> What the task requires: Pull out every line in the data that has the string "Fetch" in it.

[Dataset rows for apps and sites]
* * * * *

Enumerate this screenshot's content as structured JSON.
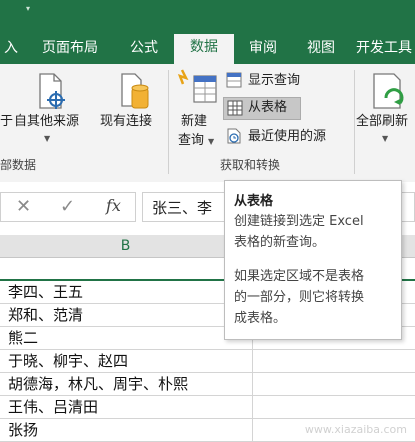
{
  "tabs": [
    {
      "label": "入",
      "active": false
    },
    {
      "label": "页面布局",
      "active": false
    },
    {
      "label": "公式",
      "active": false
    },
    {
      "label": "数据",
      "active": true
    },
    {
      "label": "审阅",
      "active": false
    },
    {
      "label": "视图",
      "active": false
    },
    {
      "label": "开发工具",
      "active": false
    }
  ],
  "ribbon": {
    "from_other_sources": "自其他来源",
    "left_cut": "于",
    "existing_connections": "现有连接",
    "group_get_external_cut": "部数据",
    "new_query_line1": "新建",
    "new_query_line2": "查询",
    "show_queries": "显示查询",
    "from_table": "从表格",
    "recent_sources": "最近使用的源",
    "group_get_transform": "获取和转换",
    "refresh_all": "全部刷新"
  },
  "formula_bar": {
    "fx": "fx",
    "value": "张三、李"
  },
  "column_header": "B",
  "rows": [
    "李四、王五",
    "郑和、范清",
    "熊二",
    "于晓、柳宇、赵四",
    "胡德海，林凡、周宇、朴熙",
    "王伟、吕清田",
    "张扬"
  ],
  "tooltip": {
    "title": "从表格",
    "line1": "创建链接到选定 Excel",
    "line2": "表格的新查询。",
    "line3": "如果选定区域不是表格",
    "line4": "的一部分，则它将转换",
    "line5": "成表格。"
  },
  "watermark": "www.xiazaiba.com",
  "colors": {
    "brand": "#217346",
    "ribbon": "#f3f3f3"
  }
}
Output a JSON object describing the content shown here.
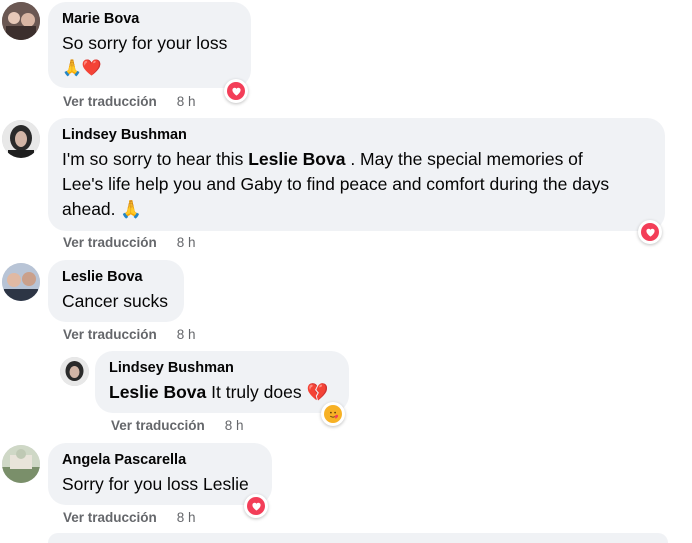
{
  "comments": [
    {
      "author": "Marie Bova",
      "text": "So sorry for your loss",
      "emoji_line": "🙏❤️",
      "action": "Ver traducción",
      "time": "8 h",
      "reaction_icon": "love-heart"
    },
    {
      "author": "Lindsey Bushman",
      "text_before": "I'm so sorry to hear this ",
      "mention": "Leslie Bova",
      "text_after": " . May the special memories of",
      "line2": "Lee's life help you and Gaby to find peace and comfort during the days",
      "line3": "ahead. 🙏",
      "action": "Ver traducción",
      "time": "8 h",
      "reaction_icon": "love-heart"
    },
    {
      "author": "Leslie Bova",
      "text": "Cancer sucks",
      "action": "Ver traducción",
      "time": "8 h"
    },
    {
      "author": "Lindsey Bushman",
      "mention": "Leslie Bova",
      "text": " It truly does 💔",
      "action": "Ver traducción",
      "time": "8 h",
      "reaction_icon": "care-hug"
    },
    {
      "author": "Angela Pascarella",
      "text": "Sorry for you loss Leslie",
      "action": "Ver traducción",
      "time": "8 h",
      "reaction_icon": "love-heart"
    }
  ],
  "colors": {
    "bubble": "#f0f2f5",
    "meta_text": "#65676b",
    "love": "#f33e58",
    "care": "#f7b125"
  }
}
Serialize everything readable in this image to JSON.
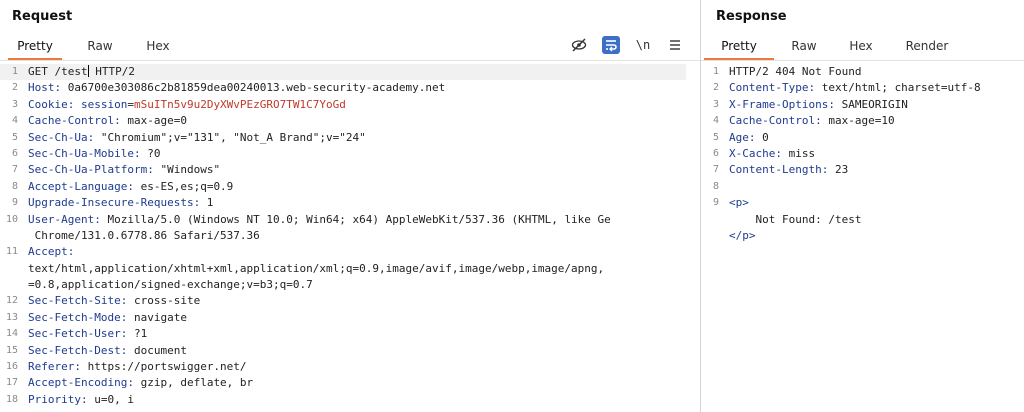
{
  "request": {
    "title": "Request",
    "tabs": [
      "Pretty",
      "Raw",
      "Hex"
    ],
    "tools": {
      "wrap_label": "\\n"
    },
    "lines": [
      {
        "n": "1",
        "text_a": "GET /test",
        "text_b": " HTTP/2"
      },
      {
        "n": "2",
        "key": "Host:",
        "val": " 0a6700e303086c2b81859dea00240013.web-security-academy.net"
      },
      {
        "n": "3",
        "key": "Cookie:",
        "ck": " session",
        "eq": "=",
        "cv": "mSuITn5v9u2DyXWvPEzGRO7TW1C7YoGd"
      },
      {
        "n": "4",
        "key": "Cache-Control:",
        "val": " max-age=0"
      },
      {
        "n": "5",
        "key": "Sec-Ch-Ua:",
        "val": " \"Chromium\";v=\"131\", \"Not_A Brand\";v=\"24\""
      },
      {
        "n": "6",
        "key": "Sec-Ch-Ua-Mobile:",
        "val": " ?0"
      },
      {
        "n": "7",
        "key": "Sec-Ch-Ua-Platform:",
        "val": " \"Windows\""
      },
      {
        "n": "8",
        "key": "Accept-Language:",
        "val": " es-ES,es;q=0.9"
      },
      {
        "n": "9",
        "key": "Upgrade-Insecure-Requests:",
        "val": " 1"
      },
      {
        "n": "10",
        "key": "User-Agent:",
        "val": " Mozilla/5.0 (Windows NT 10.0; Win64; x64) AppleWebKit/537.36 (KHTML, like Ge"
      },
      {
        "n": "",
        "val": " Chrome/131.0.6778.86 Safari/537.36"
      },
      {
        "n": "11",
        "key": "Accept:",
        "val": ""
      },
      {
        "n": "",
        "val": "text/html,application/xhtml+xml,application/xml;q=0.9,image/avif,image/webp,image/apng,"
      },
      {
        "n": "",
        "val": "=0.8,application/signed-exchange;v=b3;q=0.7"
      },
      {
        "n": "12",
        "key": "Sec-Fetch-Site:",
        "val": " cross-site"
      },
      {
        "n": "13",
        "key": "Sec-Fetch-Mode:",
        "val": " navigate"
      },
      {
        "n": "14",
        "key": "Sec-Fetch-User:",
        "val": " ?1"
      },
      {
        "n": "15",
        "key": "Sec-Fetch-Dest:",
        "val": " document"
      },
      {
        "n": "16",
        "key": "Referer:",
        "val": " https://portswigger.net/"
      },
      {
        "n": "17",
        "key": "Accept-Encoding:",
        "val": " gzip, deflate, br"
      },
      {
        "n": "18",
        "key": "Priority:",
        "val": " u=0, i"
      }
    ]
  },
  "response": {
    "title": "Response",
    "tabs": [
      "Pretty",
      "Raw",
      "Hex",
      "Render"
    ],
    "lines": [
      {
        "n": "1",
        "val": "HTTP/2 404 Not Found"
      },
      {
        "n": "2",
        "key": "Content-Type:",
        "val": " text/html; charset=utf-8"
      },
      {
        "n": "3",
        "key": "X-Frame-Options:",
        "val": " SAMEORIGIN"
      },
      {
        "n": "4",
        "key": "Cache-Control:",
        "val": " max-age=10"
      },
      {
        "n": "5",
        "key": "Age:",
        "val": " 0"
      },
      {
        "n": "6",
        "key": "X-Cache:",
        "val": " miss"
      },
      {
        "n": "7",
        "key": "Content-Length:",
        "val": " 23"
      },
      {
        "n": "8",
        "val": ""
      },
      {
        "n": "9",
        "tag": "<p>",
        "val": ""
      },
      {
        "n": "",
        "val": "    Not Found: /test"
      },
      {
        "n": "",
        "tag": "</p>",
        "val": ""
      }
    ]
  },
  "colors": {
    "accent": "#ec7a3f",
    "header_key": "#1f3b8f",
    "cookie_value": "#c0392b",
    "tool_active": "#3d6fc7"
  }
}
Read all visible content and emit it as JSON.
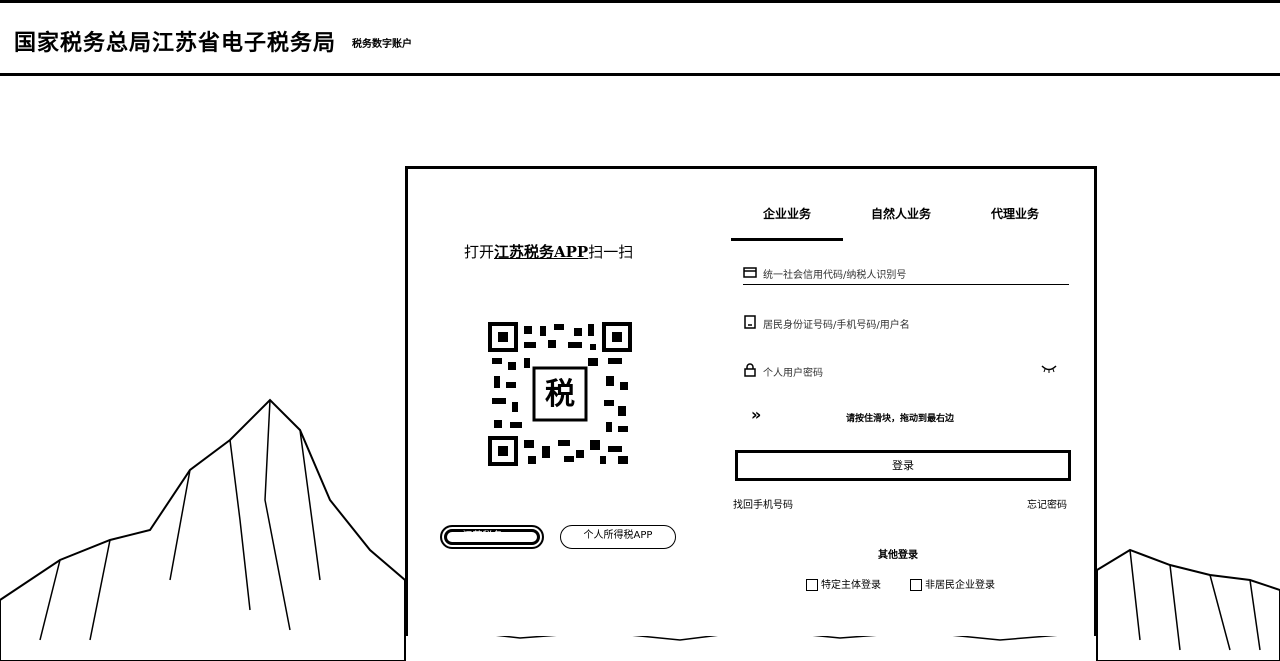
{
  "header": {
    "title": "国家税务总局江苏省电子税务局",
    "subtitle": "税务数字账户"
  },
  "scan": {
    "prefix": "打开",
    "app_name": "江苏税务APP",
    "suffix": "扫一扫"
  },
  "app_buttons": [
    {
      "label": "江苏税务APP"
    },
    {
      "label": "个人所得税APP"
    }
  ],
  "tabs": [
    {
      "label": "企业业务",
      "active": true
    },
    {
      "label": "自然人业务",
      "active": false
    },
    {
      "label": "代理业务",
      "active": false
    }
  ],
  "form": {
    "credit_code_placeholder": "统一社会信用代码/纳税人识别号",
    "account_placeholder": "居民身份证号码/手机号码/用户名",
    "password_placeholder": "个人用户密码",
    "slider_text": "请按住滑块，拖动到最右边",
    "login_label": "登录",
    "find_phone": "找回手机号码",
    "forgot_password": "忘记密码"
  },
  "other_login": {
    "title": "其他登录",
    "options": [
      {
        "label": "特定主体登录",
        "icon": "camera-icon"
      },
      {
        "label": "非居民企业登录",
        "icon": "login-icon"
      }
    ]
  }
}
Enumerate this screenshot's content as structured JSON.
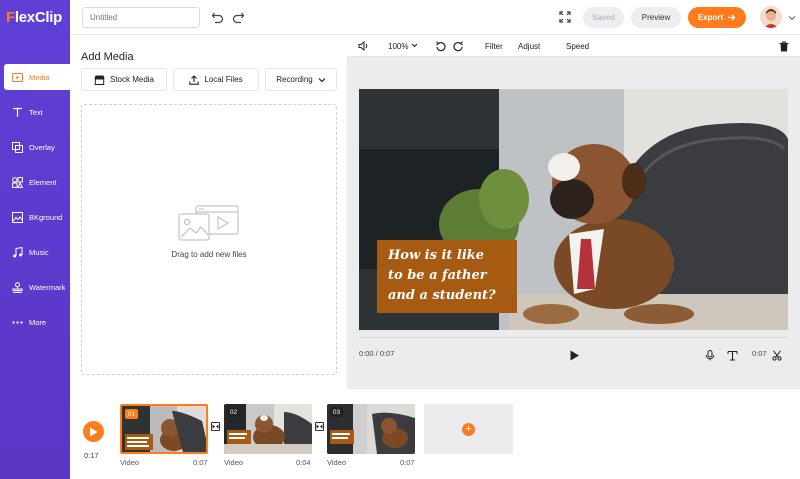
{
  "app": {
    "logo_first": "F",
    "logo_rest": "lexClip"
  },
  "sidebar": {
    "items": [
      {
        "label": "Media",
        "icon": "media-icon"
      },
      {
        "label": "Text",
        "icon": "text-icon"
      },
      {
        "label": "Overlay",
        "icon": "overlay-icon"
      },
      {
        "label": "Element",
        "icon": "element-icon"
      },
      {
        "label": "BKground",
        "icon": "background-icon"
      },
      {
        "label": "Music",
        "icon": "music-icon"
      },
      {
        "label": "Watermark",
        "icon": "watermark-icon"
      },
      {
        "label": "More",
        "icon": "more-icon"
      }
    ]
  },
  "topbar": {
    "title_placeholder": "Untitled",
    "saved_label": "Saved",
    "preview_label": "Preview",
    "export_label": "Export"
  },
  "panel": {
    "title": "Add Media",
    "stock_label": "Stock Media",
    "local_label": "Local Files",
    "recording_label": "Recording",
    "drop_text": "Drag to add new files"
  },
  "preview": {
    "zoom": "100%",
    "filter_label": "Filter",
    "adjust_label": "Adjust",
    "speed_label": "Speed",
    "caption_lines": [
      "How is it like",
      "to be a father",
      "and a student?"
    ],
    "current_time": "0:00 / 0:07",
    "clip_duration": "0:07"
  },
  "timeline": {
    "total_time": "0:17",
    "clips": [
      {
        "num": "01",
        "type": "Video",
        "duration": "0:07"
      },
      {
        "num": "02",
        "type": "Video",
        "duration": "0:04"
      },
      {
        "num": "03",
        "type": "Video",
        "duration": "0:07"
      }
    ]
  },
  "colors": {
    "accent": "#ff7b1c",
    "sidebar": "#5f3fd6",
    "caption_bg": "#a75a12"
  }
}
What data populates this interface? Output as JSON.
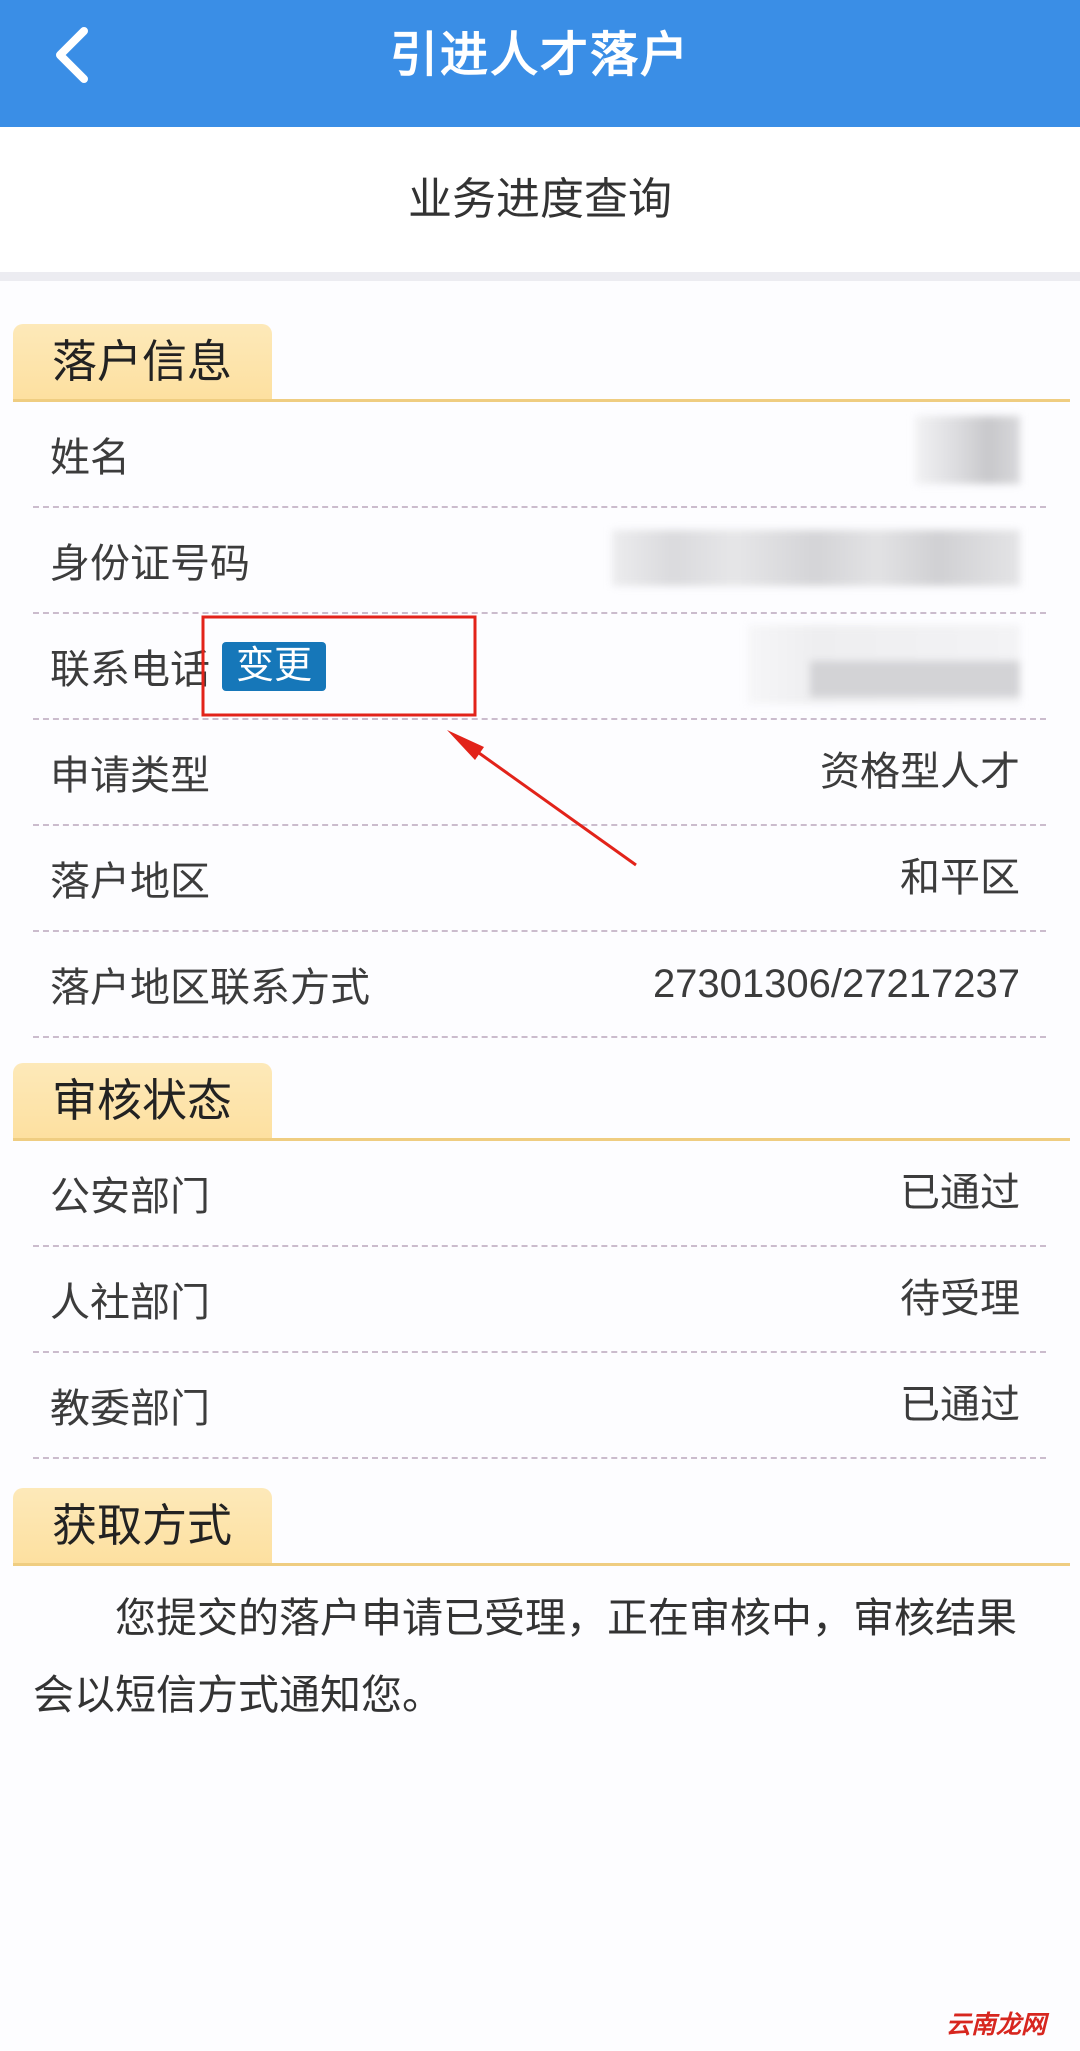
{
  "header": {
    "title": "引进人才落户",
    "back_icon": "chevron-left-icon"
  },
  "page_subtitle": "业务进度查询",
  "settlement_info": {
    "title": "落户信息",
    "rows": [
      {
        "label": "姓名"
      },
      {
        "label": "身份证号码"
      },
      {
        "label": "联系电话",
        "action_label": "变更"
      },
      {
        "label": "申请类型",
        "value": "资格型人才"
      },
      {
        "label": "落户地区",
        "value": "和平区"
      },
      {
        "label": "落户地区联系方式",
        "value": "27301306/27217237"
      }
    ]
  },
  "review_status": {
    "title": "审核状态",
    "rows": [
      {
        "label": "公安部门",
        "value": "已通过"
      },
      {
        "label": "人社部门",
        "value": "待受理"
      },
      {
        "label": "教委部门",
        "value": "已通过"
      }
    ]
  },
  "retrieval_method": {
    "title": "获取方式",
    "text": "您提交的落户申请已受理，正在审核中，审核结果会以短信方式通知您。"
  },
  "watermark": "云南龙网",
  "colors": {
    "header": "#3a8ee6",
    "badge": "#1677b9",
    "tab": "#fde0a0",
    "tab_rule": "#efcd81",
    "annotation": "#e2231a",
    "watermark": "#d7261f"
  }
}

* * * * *

> Task solution:
        "key": "Sec-Fetch-Site:",
        "key": "Sec-Fetch-Mode:",
        "key": "Sec-Fetch-User:",
        "key": "Sec-Fetch-Dest:",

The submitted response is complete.